(Provided data)
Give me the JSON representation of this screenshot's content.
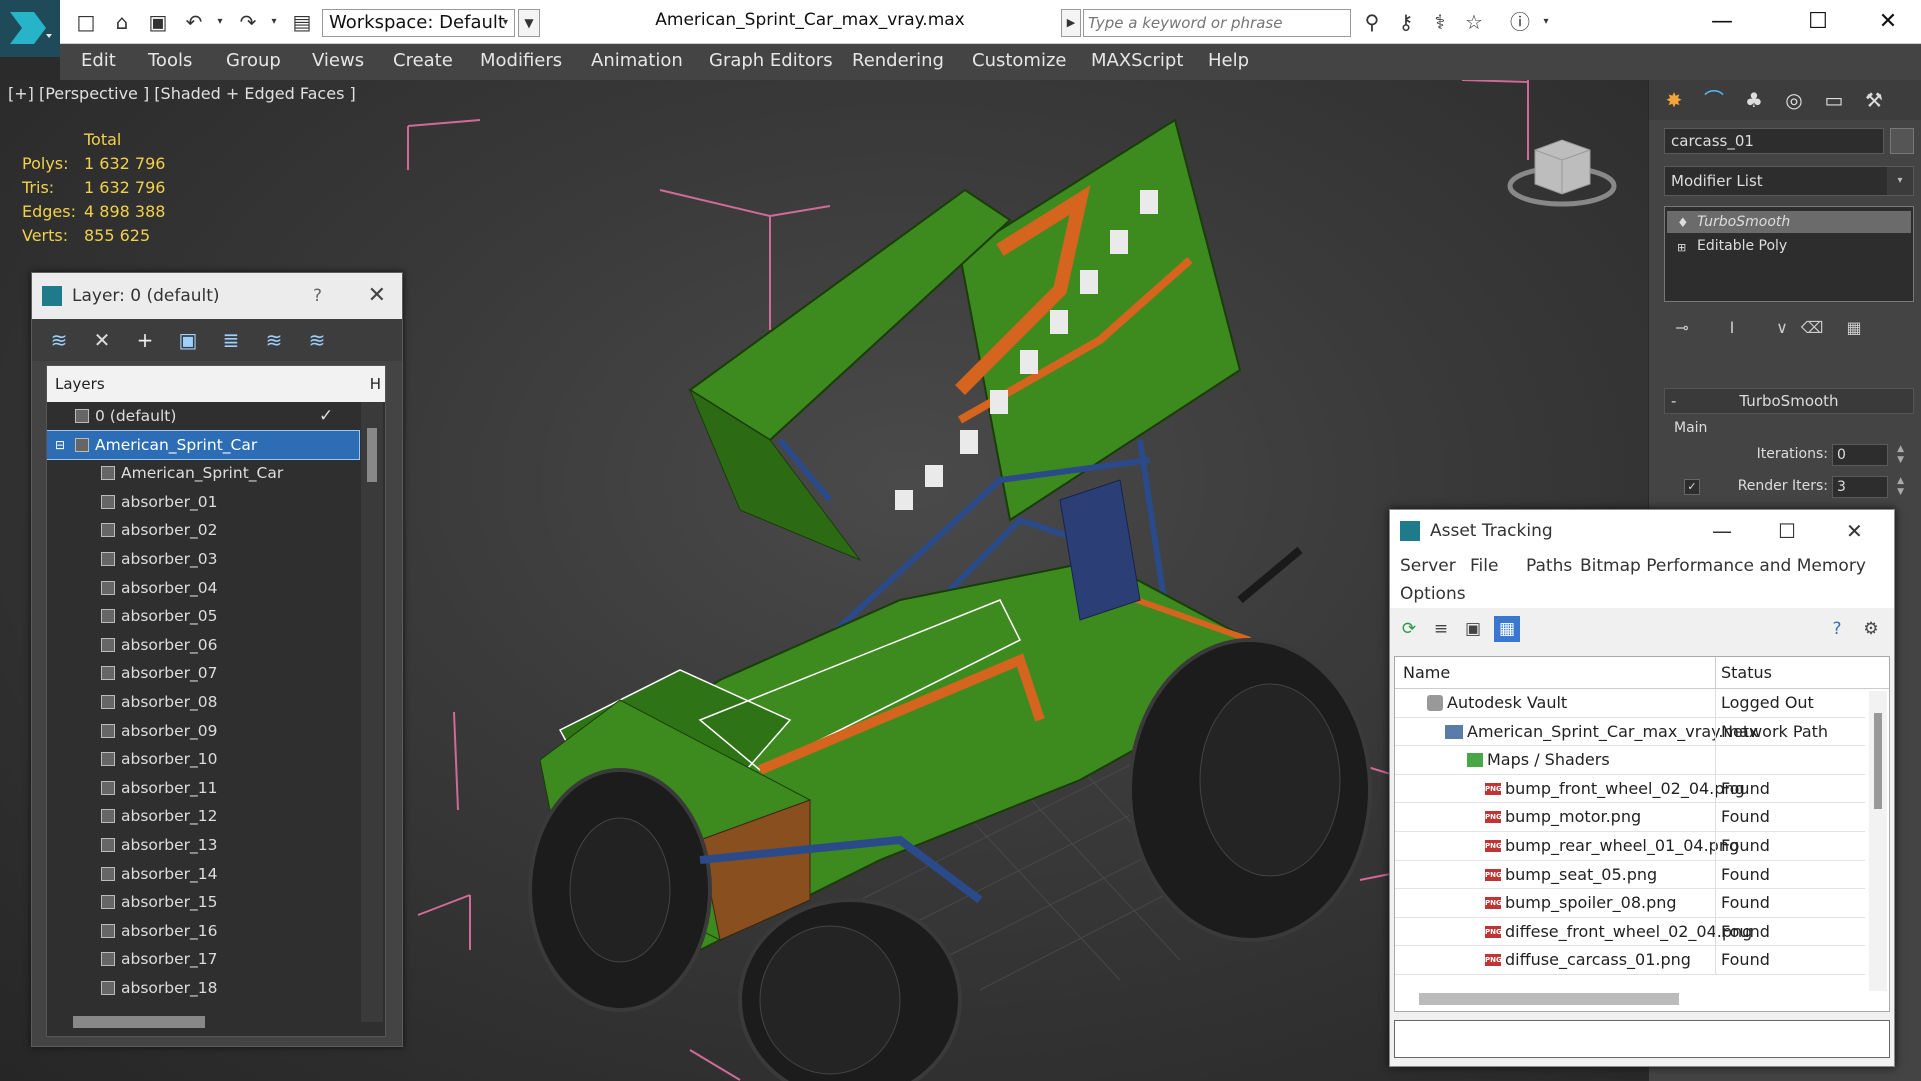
{
  "titlebar": {
    "workspace_label": "Workspace: Default",
    "document_title": "American_Sprint_Car_max_vray.max",
    "search_placeholder": "Type a keyword or phrase"
  },
  "menubar": {
    "items": [
      "Edit",
      "Tools",
      "Group",
      "Views",
      "Create",
      "Modifiers",
      "Animation",
      "Graph Editors",
      "Rendering",
      "Customize",
      "MAXScript",
      "Help"
    ]
  },
  "viewport": {
    "label": "[+] [Perspective ] [Shaded + Edged Faces ]",
    "stats": {
      "header": "Total",
      "rows": [
        {
          "key": "Polys:",
          "value": "1 632 796"
        },
        {
          "key": "Tris:",
          "value": "1 632 796"
        },
        {
          "key": "Edges:",
          "value": "4 898 388"
        },
        {
          "key": "Verts:",
          "value": "855 625"
        }
      ]
    }
  },
  "layer_dialog": {
    "title": "Layer: 0 (default)",
    "help": "?",
    "column_header": "Layers",
    "column_header_2": "H",
    "rows": [
      {
        "label": "0 (default)",
        "indent": 1
      },
      {
        "label": "American_Sprint_Car",
        "indent": 1,
        "selected": true
      },
      {
        "label": "American_Sprint_Car",
        "indent": 2
      },
      {
        "label": "absorber_01",
        "indent": 2
      },
      {
        "label": "absorber_02",
        "indent": 2
      },
      {
        "label": "absorber_03",
        "indent": 2
      },
      {
        "label": "absorber_04",
        "indent": 2
      },
      {
        "label": "absorber_05",
        "indent": 2
      },
      {
        "label": "absorber_06",
        "indent": 2
      },
      {
        "label": "absorber_07",
        "indent": 2
      },
      {
        "label": "absorber_08",
        "indent": 2
      },
      {
        "label": "absorber_09",
        "indent": 2
      },
      {
        "label": "absorber_10",
        "indent": 2
      },
      {
        "label": "absorber_11",
        "indent": 2
      },
      {
        "label": "absorber_12",
        "indent": 2
      },
      {
        "label": "absorber_13",
        "indent": 2
      },
      {
        "label": "absorber_14",
        "indent": 2
      },
      {
        "label": "absorber_15",
        "indent": 2
      },
      {
        "label": "absorber_16",
        "indent": 2
      },
      {
        "label": "absorber_17",
        "indent": 2
      },
      {
        "label": "absorber_18",
        "indent": 2
      }
    ]
  },
  "command_panel": {
    "object_name": "carcass_01",
    "modifier_list_label": "Modifier List",
    "stack": [
      "TurboSmooth",
      "Editable Poly"
    ],
    "rollout_title": "TurboSmooth",
    "group_label": "Main",
    "iterations_label": "Iterations:",
    "iterations_value": "0",
    "render_iters_label": "Render Iters:",
    "render_iters_value": "3",
    "render_iters_checked": true
  },
  "asset_tracking": {
    "title": "Asset Tracking",
    "menu": [
      "Server",
      "File",
      "Paths",
      "Bitmap Performance and Memory",
      "Options"
    ],
    "columns": [
      "Name",
      "Status"
    ],
    "rows": [
      {
        "name": "Autodesk Vault",
        "status": "Logged Out",
        "icon": "vault-icon",
        "indent": 1
      },
      {
        "name": "American_Sprint_Car_max_vray.max",
        "status": "Network Path",
        "icon": "max-file-icon",
        "indent": 2
      },
      {
        "name": "Maps / Shaders",
        "status": "",
        "icon": "maps-folder-icon",
        "indent": 3
      },
      {
        "name": "bump_front_wheel_02_04.png",
        "status": "Found",
        "icon": "png-file-icon",
        "indent": 4
      },
      {
        "name": "bump_motor.png",
        "status": "Found",
        "icon": "png-file-icon",
        "indent": 4
      },
      {
        "name": "bump_rear_wheel_01_04.png",
        "status": "Found",
        "icon": "png-file-icon",
        "indent": 4
      },
      {
        "name": "bump_seat_05.png",
        "status": "Found",
        "icon": "png-file-icon",
        "indent": 4
      },
      {
        "name": "bump_spoiler_08.png",
        "status": "Found",
        "icon": "png-file-icon",
        "indent": 4
      },
      {
        "name": "diffese_front_wheel_02_04.png",
        "status": "Found",
        "icon": "png-file-icon",
        "indent": 4
      },
      {
        "name": "diffuse_carcass_01.png",
        "status": "Found",
        "icon": "png-file-icon",
        "indent": 4
      }
    ]
  },
  "colors": {
    "stats_text": "#f1d14a",
    "selection": "#2d6db5",
    "car_body": "#3d8a1f",
    "car_stripe": "#d4641e"
  }
}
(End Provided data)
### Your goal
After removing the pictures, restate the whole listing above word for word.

### Answer to this task
Give me the JSON representation of this screenshot's content.
{
  "titlebar": {
    "workspace_label": "Workspace: Default",
    "document_title": "American_Sprint_Car_max_vray.max",
    "search_placeholder": "Type a keyword or phrase"
  },
  "menubar": {
    "items": [
      "Edit",
      "Tools",
      "Group",
      "Views",
      "Create",
      "Modifiers",
      "Animation",
      "Graph Editors",
      "Rendering",
      "Customize",
      "MAXScript",
      "Help"
    ]
  },
  "viewport": {
    "label": "[+] [Perspective ] [Shaded + Edged Faces ]",
    "stats": {
      "header": "Total",
      "rows": [
        {
          "key": "Polys:",
          "value": "1 632 796"
        },
        {
          "key": "Tris:",
          "value": "1 632 796"
        },
        {
          "key": "Edges:",
          "value": "4 898 388"
        },
        {
          "key": "Verts:",
          "value": "855 625"
        }
      ]
    }
  },
  "layer_dialog": {
    "title": "Layer: 0 (default)",
    "help": "?",
    "column_header": "Layers",
    "column_header_2": "H",
    "rows": [
      {
        "label": "0 (default)",
        "indent": 1
      },
      {
        "label": "American_Sprint_Car",
        "indent": 1,
        "selected": true
      },
      {
        "label": "American_Sprint_Car",
        "indent": 2
      },
      {
        "label": "absorber_01",
        "indent": 2
      },
      {
        "label": "absorber_02",
        "indent": 2
      },
      {
        "label": "absorber_03",
        "indent": 2
      },
      {
        "label": "absorber_04",
        "indent": 2
      },
      {
        "label": "absorber_05",
        "indent": 2
      },
      {
        "label": "absorber_06",
        "indent": 2
      },
      {
        "label": "absorber_07",
        "indent": 2
      },
      {
        "label": "absorber_08",
        "indent": 2
      },
      {
        "label": "absorber_09",
        "indent": 2
      },
      {
        "label": "absorber_10",
        "indent": 2
      },
      {
        "label": "absorber_11",
        "indent": 2
      },
      {
        "label": "absorber_12",
        "indent": 2
      },
      {
        "label": "absorber_13",
        "indent": 2
      },
      {
        "label": "absorber_14",
        "indent": 2
      },
      {
        "label": "absorber_15",
        "indent": 2
      },
      {
        "label": "absorber_16",
        "indent": 2
      },
      {
        "label": "absorber_17",
        "indent": 2
      },
      {
        "label": "absorber_18",
        "indent": 2
      }
    ]
  },
  "command_panel": {
    "object_name": "carcass_01",
    "modifier_list_label": "Modifier List",
    "stack": [
      "TurboSmooth",
      "Editable Poly"
    ],
    "rollout_title": "TurboSmooth",
    "group_label": "Main",
    "iterations_label": "Iterations:",
    "iterations_value": "0",
    "render_iters_label": "Render Iters:",
    "render_iters_value": "3",
    "render_iters_checked": true
  },
  "asset_tracking": {
    "title": "Asset Tracking",
    "menu": [
      "Server",
      "File",
      "Paths",
      "Bitmap Performance and Memory",
      "Options"
    ],
    "columns": [
      "Name",
      "Status"
    ],
    "rows": [
      {
        "name": "Autodesk Vault",
        "status": "Logged Out",
        "icon": "vault-icon",
        "indent": 1
      },
      {
        "name": "American_Sprint_Car_max_vray.max",
        "status": "Network Path",
        "icon": "max-file-icon",
        "indent": 2
      },
      {
        "name": "Maps / Shaders",
        "status": "",
        "icon": "maps-folder-icon",
        "indent": 3
      },
      {
        "name": "bump_front_wheel_02_04.png",
        "status": "Found",
        "icon": "png-file-icon",
        "indent": 4
      },
      {
        "name": "bump_motor.png",
        "status": "Found",
        "icon": "png-file-icon",
        "indent": 4
      },
      {
        "name": "bump_rear_wheel_01_04.png",
        "status": "Found",
        "icon": "png-file-icon",
        "indent": 4
      },
      {
        "name": "bump_seat_05.png",
        "status": "Found",
        "icon": "png-file-icon",
        "indent": 4
      },
      {
        "name": "bump_spoiler_08.png",
        "status": "Found",
        "icon": "png-file-icon",
        "indent": 4
      },
      {
        "name": "diffese_front_wheel_02_04.png",
        "status": "Found",
        "icon": "png-file-icon",
        "indent": 4
      },
      {
        "name": "diffuse_carcass_01.png",
        "status": "Found",
        "icon": "png-file-icon",
        "indent": 4
      }
    ]
  },
  "colors": {
    "stats_text": "#f1d14a",
    "selection": "#2d6db5",
    "car_body": "#3d8a1f",
    "car_stripe": "#d4641e"
  }
}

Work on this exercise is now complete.